e     = Wall thickness [mm]
EP  = Flexural Modulus Pipe Material under surge load [Pa]
EF  = Compression Modulus Fluid [Pa] (Water = 2,1 x 109 MPa) 
ρ     = Density of Fluid [kg/m³]
pJouk = theoretical pressure difference [Par] 
∆ν    = velocity difference of flow [m/s] 

Comparison of differet pipes and materials

click to enlarge

The above mentioned results based on the Joukowsky equation and valid for the time period where the velocity of the flow is changing, for a time lower than the reflection time Tr of the wave and for typical friction-situations of water-supply-systems.

formula 3

So far the time for the change of flow is bigger than the reflection time, the peak is concentrated to the point of actuator and will decrease until the end of the line. For thermoplastic pipes (e.g. Krah pipes) the creep behaviour of the material has to be considered. The short term strength, what is decisive for water hammer load capacity, is much higher than the long term design strength. That is another big advantage of thermoplastic pipes!

In general, such equations like the Joukowsky equation are fine for rough calculation, but for design and detailed planning of course a complex calculation with computer-simulations are recommended and indispensable.

Another important point is, that also an abruptly shut down of a pump can be responsible for surges and by this also underpressure can occur after the pump. Flywheels and the increase of centrifugal mass can be used successfully as safety device against water hammer. But in each case it is recommended to investigate the short term vacuum stability of the pipes. For thermoplastic pipes a very efficient way to increase the stiffness and vacuum stability is to add an additional profile to the solid wall.

 Profiled pressure pipe, spiral wound acc. to DIN 16961, produced on a Krah machine at UGPM, Sultanate OmanPhoto 2: Profiled pressure pipe, spiral wound acc. to DIN 16961, produced on a Krah machine at UGPM, Sultanate Oman  tailormade wall structureclick to enlarge

On this way the moment of inertia of the structured wall increases significantly and the vacuum stability as well. By using the helical extrusion technology (Krah production procedure) the design can be made tailormade and guarantees the possibility of perfect inner pressure capacity (solid wall) and buckling load capacity!

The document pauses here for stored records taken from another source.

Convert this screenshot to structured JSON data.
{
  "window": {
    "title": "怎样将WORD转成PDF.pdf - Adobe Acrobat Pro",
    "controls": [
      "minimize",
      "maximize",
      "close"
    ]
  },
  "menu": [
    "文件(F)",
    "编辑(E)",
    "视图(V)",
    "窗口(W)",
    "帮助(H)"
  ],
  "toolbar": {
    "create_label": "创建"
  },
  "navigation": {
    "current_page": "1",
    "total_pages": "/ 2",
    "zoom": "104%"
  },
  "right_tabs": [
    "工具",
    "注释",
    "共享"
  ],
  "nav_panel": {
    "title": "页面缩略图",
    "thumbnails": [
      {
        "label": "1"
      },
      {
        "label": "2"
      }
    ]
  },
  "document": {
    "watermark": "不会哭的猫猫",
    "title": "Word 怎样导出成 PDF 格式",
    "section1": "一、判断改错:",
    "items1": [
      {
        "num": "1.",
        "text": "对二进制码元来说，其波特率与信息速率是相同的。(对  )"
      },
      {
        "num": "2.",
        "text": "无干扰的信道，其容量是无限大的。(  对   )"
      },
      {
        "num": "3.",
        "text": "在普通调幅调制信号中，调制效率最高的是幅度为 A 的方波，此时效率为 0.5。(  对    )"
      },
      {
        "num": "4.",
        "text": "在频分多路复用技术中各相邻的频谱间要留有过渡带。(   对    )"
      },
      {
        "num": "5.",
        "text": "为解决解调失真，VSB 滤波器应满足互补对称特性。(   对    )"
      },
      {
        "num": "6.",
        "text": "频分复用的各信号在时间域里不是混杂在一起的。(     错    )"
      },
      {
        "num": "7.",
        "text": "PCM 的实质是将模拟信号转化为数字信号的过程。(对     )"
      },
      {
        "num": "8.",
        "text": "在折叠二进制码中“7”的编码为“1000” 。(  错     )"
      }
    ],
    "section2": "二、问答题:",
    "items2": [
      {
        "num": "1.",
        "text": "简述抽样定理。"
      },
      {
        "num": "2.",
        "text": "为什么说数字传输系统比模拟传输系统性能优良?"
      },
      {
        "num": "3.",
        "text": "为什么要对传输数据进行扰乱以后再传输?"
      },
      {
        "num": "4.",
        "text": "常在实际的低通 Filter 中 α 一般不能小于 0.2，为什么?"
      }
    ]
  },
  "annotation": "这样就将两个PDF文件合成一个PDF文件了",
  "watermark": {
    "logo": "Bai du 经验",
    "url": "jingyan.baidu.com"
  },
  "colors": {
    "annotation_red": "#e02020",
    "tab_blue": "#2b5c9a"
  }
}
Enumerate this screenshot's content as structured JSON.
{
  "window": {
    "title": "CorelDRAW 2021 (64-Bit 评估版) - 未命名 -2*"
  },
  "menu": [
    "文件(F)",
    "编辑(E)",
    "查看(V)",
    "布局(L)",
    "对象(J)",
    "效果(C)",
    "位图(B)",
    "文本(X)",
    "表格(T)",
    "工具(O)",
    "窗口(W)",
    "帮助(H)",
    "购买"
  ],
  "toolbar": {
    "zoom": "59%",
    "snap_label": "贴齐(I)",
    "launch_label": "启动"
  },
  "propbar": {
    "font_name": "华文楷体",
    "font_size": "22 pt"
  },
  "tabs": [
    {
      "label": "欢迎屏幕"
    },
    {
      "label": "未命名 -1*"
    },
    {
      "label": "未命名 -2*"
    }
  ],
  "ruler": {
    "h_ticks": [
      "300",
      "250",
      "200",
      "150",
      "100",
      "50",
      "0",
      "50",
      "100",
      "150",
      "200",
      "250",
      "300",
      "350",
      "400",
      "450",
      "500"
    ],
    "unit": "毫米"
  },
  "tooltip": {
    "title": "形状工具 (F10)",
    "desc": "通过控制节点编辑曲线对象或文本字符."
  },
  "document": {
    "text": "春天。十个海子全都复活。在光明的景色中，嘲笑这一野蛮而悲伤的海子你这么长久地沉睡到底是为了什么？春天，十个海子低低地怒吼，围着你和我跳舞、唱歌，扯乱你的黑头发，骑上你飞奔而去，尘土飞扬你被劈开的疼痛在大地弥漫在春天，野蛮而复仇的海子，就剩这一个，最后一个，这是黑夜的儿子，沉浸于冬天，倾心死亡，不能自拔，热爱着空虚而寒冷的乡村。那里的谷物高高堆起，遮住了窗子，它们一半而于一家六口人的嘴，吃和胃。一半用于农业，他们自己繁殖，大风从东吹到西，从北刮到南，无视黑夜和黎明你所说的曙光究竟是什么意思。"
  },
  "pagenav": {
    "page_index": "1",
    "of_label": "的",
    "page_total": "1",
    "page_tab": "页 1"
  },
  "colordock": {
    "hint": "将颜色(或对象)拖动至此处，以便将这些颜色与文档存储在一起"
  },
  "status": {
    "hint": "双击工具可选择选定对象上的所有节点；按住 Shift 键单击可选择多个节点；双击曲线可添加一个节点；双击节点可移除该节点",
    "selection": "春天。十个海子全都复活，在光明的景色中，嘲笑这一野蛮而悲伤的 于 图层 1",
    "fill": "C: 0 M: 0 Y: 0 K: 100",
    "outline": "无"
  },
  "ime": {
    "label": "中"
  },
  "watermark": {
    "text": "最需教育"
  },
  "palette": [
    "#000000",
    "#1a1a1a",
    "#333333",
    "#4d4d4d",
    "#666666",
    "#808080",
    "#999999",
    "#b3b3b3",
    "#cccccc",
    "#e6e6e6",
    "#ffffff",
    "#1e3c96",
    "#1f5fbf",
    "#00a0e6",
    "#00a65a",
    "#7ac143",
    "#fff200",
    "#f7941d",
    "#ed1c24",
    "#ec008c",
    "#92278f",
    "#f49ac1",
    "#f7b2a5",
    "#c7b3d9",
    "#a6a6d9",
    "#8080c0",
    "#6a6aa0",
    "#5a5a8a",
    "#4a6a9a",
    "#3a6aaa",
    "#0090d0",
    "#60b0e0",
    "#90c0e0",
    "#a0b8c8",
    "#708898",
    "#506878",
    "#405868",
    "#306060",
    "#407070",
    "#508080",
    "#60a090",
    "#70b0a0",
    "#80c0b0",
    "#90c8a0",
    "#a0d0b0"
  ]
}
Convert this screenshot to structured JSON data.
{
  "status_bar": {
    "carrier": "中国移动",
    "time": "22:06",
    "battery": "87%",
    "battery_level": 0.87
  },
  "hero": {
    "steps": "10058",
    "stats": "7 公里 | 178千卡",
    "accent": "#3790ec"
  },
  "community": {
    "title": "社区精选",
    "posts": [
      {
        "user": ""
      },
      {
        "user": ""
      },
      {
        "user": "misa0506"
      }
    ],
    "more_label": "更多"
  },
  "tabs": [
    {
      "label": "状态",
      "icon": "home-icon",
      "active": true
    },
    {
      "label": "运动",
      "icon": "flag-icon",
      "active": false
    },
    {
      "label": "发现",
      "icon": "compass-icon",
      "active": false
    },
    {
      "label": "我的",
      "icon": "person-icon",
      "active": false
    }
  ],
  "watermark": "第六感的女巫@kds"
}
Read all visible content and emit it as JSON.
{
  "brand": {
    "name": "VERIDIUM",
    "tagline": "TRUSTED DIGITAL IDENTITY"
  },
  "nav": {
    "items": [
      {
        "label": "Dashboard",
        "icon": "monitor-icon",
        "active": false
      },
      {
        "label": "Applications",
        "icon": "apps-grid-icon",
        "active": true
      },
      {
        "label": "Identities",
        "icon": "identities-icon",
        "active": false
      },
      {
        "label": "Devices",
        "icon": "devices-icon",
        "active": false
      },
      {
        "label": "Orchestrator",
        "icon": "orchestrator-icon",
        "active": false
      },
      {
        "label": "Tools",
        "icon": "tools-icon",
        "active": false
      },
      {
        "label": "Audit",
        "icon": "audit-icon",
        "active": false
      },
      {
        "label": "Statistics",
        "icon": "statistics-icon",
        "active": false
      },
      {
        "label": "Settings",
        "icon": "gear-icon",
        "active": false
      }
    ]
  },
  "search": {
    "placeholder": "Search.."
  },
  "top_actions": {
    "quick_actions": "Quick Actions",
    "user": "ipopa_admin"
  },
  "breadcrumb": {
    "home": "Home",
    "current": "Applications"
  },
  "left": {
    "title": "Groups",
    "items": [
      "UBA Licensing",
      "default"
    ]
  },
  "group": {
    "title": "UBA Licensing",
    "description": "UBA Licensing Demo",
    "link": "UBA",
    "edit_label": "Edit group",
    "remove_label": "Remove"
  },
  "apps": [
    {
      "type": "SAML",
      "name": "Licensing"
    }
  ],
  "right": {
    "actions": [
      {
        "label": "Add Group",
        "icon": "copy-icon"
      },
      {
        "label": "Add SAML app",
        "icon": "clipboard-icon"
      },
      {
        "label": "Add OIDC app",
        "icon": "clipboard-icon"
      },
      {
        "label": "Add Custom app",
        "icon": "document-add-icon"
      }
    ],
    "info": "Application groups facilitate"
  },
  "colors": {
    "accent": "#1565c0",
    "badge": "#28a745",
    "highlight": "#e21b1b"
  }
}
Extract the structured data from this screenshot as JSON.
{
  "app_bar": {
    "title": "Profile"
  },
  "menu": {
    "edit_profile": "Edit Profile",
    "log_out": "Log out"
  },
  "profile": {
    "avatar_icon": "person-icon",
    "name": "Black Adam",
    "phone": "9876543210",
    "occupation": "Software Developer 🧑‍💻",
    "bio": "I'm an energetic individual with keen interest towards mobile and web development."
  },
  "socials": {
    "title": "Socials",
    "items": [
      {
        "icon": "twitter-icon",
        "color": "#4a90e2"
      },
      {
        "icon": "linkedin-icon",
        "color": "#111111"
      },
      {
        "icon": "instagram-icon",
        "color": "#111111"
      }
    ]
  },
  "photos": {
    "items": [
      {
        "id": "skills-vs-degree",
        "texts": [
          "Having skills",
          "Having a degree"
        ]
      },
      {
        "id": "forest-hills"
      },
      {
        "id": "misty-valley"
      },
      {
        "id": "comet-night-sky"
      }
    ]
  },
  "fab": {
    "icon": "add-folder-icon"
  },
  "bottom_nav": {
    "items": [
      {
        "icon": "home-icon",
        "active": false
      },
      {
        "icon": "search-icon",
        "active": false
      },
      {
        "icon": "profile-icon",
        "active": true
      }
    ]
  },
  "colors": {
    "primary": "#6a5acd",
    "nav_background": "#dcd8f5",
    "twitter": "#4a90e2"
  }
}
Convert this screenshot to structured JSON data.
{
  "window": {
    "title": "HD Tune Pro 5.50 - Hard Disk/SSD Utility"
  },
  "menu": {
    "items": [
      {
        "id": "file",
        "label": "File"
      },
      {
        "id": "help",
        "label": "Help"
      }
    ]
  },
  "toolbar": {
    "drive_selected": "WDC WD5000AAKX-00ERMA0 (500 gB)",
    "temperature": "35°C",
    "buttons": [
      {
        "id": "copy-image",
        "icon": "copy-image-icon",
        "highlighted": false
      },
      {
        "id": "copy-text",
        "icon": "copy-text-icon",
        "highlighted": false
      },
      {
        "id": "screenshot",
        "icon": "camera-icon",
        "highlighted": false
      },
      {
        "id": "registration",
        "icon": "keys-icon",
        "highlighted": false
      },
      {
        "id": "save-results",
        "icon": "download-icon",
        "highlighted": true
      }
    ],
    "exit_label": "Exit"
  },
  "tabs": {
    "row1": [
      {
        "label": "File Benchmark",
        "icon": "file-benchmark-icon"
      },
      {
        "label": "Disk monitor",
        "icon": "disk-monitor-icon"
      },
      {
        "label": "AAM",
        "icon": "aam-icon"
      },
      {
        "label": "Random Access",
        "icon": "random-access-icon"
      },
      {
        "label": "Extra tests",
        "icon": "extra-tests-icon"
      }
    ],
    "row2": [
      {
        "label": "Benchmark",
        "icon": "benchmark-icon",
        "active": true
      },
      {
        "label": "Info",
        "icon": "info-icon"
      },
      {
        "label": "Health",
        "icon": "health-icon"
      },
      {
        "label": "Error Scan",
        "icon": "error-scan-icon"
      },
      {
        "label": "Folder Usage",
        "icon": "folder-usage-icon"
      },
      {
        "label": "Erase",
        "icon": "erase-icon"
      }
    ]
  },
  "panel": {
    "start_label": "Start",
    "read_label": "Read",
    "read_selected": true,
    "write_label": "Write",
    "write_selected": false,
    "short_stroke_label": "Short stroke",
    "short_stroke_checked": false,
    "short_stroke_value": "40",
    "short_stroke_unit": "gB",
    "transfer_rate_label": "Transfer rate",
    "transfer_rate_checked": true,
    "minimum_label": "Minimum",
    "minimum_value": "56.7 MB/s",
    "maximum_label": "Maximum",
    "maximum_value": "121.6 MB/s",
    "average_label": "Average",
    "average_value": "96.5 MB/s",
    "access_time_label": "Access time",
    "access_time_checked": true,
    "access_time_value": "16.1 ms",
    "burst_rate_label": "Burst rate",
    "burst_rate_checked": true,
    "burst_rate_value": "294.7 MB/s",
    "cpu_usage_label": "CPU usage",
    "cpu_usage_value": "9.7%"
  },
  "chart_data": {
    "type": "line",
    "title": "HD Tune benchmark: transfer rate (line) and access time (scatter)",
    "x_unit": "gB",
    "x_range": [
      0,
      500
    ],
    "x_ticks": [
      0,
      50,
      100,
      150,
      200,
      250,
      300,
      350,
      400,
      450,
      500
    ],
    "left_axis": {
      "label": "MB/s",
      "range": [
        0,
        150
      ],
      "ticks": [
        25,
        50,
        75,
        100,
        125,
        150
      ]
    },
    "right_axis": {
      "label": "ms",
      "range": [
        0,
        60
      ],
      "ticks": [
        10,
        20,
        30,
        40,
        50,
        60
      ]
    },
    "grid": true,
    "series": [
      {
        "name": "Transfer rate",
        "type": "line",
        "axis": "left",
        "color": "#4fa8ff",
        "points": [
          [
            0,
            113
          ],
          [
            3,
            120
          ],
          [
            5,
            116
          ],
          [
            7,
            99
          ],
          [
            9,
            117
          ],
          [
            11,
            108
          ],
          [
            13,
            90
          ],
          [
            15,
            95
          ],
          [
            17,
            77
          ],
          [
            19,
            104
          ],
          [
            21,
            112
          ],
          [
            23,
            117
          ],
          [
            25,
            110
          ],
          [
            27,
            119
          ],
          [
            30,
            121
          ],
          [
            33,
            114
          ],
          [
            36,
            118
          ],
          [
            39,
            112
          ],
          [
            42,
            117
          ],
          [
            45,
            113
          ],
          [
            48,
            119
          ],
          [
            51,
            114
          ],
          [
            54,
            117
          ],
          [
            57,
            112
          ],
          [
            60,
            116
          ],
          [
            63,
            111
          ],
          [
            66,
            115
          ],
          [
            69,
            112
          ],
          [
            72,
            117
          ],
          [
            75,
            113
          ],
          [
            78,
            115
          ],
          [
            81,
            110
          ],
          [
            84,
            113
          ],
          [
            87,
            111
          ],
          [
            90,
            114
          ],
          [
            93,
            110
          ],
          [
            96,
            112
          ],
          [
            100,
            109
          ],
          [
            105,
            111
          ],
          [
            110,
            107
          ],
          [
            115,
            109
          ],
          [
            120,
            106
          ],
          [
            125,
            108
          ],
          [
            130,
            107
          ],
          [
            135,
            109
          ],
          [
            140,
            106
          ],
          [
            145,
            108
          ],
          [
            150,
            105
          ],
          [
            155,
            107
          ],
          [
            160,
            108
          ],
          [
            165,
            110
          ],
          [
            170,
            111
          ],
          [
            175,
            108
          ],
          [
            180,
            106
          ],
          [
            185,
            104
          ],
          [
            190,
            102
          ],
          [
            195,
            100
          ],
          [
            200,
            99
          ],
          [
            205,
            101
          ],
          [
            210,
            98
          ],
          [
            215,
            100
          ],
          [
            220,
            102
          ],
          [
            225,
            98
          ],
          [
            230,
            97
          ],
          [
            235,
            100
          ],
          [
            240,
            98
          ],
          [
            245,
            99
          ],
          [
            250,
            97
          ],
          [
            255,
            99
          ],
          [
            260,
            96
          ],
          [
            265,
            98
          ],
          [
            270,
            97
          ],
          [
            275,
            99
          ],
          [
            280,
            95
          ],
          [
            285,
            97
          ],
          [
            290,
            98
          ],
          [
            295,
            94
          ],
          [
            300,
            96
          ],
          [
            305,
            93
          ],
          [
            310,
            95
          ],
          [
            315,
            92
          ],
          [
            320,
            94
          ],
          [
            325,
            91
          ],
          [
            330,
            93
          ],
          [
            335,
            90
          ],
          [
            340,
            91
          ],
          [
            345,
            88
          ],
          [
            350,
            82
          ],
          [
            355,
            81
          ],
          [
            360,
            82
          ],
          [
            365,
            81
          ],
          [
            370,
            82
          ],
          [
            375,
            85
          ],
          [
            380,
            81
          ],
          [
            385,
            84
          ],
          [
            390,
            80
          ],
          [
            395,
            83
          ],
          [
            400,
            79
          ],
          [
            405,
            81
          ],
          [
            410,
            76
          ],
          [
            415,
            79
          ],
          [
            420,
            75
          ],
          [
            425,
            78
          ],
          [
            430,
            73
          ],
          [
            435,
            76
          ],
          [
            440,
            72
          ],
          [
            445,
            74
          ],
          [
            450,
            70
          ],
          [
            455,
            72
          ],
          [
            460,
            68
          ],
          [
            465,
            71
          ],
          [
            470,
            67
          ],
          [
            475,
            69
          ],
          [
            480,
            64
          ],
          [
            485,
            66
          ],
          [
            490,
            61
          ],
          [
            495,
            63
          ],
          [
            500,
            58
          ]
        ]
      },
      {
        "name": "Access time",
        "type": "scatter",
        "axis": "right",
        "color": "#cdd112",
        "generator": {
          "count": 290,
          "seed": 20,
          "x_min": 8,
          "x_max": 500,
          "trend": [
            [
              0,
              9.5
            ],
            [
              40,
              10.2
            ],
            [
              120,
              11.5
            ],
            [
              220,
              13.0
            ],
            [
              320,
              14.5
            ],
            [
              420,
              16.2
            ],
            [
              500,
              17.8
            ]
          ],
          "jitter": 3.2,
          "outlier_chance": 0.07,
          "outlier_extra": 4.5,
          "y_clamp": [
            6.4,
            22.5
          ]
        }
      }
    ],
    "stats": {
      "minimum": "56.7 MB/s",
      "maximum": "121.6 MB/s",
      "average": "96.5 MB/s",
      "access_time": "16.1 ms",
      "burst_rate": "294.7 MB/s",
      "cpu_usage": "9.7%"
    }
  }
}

Mohammed Al Hashani
UGPM Co. LLC, Sultanate Oman

Dipl.-Ing. Stephan Füllgrabe
Plaspitec GmbH, Germany